§ **What is needed**
Extract, from the listing that follows, each line containing the word "this".
|---|
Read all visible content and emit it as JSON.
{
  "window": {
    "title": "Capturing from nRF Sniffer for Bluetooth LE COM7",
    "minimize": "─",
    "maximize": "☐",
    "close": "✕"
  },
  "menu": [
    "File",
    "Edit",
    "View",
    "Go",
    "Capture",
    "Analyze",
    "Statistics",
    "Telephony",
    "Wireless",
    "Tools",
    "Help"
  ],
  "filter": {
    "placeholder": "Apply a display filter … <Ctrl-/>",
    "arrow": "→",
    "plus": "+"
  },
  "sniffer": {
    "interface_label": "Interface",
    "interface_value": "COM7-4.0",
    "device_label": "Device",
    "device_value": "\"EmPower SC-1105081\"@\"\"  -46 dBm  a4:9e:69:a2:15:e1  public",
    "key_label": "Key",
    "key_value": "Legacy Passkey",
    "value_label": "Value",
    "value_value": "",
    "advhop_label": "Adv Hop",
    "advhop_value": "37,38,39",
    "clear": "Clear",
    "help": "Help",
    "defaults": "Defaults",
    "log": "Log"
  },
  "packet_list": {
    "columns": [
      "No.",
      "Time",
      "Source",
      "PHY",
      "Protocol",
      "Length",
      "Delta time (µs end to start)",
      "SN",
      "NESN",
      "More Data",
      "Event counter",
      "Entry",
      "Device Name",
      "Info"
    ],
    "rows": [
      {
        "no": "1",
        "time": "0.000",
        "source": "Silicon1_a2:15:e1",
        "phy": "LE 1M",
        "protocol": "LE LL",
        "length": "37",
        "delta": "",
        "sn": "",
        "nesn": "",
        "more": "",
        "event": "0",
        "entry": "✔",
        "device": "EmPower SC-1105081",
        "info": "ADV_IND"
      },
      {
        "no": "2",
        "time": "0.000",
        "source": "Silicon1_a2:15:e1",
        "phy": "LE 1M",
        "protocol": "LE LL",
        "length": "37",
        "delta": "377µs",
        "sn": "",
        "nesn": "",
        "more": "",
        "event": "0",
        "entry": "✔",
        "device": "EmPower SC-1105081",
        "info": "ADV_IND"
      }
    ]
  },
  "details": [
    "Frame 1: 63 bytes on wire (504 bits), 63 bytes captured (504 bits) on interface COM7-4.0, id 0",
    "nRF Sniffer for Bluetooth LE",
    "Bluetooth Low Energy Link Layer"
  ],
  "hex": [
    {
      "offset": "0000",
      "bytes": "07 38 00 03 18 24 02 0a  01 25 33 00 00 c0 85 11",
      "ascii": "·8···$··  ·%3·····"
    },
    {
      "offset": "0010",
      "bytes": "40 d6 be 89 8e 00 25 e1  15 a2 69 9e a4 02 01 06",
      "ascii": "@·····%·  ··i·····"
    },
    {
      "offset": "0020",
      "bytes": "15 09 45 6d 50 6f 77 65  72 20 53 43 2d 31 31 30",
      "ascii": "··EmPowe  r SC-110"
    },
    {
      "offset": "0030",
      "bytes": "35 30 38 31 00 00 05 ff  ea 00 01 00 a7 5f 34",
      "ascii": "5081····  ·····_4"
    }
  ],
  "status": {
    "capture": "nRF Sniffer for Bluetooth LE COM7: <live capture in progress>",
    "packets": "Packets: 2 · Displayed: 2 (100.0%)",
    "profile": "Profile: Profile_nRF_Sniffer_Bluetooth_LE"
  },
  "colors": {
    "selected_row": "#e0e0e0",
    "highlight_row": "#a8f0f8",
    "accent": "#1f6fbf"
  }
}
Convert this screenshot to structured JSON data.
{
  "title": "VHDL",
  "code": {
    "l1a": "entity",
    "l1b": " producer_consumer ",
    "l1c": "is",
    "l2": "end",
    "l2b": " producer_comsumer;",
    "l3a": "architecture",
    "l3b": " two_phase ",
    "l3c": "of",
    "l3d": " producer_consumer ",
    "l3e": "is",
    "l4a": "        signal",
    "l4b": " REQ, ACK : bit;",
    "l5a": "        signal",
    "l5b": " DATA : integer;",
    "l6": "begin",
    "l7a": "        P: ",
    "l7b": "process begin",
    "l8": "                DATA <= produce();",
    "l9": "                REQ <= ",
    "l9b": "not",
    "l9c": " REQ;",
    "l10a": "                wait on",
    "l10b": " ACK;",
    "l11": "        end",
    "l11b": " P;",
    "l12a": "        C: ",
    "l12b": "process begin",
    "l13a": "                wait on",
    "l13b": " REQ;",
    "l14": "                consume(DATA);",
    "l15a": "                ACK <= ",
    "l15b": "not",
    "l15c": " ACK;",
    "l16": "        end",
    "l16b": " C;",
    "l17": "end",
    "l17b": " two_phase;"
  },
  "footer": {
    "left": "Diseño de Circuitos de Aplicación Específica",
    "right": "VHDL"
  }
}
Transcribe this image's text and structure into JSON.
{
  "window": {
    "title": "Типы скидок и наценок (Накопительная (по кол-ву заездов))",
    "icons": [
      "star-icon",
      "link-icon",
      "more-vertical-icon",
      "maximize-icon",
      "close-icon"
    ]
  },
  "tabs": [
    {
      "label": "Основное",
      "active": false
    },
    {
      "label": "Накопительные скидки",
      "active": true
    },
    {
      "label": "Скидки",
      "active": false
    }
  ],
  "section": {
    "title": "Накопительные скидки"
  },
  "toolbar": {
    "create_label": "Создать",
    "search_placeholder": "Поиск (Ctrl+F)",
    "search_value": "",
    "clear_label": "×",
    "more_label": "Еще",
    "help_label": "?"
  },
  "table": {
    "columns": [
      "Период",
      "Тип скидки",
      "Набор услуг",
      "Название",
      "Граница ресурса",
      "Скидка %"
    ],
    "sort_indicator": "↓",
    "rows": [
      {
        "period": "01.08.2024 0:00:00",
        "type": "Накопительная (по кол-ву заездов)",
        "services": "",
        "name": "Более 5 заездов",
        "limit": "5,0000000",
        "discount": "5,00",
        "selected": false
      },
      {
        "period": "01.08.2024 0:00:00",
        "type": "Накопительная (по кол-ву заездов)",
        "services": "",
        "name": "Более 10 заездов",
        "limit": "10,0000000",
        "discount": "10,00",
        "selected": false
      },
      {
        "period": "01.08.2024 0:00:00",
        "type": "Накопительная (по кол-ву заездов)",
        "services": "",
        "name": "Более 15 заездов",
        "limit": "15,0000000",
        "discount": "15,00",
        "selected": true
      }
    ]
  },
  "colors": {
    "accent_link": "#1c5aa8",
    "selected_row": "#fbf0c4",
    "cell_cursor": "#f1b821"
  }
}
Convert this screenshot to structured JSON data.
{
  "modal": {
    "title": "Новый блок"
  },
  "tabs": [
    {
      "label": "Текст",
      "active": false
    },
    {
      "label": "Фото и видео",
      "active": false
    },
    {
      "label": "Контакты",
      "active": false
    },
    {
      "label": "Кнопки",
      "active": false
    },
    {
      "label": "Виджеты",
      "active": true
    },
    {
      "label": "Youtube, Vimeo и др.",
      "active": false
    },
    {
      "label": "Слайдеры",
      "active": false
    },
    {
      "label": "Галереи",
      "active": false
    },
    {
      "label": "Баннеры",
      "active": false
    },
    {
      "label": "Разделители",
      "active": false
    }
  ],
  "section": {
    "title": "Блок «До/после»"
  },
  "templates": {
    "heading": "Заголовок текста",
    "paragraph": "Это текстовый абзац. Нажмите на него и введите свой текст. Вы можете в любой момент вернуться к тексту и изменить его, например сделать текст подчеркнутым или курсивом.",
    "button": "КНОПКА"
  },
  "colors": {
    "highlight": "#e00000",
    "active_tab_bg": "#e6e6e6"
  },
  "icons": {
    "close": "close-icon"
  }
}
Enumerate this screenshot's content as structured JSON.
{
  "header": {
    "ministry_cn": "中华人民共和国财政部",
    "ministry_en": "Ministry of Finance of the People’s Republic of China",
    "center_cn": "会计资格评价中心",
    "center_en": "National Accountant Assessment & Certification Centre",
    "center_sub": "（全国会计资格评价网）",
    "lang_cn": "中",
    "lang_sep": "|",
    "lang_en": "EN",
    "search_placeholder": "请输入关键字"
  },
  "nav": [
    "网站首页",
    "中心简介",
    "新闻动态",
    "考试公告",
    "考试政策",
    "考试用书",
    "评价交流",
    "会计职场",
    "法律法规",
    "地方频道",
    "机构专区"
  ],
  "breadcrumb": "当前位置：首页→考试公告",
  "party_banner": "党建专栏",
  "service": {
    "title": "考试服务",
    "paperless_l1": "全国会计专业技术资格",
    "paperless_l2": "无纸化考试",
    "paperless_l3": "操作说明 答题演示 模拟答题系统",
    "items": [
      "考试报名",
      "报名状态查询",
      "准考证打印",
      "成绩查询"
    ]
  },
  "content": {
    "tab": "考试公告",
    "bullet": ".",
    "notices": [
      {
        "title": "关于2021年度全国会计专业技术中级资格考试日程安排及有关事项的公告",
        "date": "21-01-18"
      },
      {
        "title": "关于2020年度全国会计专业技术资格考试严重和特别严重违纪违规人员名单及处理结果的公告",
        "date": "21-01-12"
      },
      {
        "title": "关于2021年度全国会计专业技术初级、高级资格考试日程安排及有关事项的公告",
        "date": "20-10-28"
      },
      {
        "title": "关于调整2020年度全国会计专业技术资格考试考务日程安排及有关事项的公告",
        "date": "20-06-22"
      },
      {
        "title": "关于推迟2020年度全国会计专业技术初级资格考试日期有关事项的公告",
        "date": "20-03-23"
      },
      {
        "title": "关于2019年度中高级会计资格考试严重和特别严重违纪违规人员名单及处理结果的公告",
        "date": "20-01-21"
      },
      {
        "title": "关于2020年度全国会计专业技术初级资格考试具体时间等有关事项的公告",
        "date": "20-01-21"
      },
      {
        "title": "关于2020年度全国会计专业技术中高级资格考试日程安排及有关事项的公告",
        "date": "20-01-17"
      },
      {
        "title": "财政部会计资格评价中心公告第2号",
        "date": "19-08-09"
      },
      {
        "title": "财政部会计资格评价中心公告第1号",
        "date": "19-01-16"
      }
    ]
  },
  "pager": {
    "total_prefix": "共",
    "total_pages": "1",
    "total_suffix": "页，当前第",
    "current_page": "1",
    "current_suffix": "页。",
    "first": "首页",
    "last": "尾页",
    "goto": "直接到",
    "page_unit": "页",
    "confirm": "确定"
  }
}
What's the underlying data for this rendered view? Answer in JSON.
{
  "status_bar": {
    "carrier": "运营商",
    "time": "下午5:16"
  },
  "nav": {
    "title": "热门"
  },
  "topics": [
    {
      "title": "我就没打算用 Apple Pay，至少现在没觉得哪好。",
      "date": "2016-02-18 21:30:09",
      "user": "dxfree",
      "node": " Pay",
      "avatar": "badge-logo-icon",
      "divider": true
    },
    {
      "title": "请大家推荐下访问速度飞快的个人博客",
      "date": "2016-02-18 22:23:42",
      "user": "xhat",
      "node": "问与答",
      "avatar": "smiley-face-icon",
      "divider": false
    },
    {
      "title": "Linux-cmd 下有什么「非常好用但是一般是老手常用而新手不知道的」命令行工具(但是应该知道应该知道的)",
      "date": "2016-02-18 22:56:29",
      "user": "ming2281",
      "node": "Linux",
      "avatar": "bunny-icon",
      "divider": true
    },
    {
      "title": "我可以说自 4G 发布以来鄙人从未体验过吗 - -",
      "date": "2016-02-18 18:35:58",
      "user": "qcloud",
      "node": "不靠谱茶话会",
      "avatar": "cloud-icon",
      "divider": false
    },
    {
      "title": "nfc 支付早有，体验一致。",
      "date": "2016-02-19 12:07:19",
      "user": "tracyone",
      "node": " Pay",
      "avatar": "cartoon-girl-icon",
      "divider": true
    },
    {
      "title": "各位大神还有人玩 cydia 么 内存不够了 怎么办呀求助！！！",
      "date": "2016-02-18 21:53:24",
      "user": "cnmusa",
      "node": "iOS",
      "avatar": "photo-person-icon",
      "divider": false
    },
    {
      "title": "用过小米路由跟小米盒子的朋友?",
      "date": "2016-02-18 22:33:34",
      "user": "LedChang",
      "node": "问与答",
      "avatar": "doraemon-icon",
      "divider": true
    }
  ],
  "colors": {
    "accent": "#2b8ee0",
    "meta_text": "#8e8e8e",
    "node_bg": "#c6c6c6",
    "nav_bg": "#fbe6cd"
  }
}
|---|
§ **The completed task**
Convert this screenshot to structured JSON data.
Transcribe this image's text and structure into JSON.
Convert this screenshot to structured JSON data.
Enumerate this screenshot's content as structured JSON.
What's the underlying data for this rendered view? Answer in JSON.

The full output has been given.